His experiences with commercial art significantly informed Warhol’s development in the early 1960s, as a Pop artist rendering images of consumer goods, celebrities, and even disasters in painted form. By 1962, Warhol developed a screenprinting technique to transfer photographic images to canvas, a method that gave his paintings a mechanical, almost assembly-line feel. His habit of stacking identical images in vertical or horizontal columns across his canvases also suggested the repetitive processes of mechanical reproduction and the scrolling frames of film strips. As his career flourished, his studio, nicknamed the Factory, became a hotbed of countercultural activity, with Warhol extending his reach into music (through work with the Velvet Underground) and filmmaking. Inspired by the movie stars he adored, Warhol created his own stable of “Superstars” who he featured in his films. He also experimented with fashion, creating paper dresses with images from his paintings.

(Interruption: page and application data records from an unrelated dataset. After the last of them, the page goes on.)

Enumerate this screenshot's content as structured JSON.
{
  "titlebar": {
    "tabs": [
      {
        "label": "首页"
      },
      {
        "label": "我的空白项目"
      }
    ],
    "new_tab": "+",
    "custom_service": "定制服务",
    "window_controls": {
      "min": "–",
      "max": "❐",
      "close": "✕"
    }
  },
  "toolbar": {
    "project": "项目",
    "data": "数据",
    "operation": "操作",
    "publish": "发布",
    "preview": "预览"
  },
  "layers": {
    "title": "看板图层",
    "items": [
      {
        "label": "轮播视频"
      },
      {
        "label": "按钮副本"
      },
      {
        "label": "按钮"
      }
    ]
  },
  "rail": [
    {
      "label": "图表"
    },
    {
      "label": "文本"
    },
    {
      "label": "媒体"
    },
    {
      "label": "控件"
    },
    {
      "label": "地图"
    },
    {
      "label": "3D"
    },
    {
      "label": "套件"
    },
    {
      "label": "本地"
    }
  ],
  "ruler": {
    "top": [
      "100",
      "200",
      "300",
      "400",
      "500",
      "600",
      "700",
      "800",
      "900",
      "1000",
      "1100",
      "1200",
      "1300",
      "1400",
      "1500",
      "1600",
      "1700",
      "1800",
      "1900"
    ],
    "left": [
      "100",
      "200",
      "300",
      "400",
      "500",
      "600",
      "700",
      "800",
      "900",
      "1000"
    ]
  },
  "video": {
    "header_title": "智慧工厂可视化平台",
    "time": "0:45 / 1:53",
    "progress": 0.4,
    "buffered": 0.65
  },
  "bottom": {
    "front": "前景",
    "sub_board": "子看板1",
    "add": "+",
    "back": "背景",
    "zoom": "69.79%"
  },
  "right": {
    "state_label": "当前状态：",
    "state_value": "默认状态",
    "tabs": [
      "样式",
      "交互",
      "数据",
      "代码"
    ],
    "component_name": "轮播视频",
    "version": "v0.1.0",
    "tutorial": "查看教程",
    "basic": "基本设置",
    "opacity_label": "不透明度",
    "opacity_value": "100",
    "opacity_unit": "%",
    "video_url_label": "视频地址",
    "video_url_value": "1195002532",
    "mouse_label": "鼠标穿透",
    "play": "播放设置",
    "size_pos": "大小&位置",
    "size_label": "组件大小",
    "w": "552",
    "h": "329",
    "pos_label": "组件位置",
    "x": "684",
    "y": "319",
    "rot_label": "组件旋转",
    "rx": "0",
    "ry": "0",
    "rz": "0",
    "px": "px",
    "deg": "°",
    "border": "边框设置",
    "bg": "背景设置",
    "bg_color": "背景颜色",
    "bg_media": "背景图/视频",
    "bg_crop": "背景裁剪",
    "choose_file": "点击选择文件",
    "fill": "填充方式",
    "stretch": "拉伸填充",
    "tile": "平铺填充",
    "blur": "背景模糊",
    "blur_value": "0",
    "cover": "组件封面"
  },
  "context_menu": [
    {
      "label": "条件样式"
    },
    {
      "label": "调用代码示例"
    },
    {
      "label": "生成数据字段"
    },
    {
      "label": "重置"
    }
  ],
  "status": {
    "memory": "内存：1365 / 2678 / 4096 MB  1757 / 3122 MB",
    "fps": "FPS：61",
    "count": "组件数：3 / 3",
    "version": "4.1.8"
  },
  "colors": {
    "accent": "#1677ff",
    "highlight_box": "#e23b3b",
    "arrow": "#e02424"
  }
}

By the late 1960s, Warhol himself was a household name. A pivotal moment in his life and career occurred in 1968, when Valerie Solanas, a disgruntled Factory denizen, shot and seriously injured him. Unnerved by the experience, Warhol nevertheless kept on working, continuing to make paintings and commissioned portraits (usually with substantial help from studio assistants) and venturing into publishing with his influential magazine, Interview. He also became a fixture on the New York social scene, partying at such glamorous venues as the venerable nightclub Studio 54. During the 1980s, Warhol became important for a younger generation, befriending artists such as Jean-Michel Basquiat, Keith Haring, and Kenny Scharf. Warhol’s health, however, remained fragile following his shooting; he died in 1987 from complications following routine gallbladder surgery.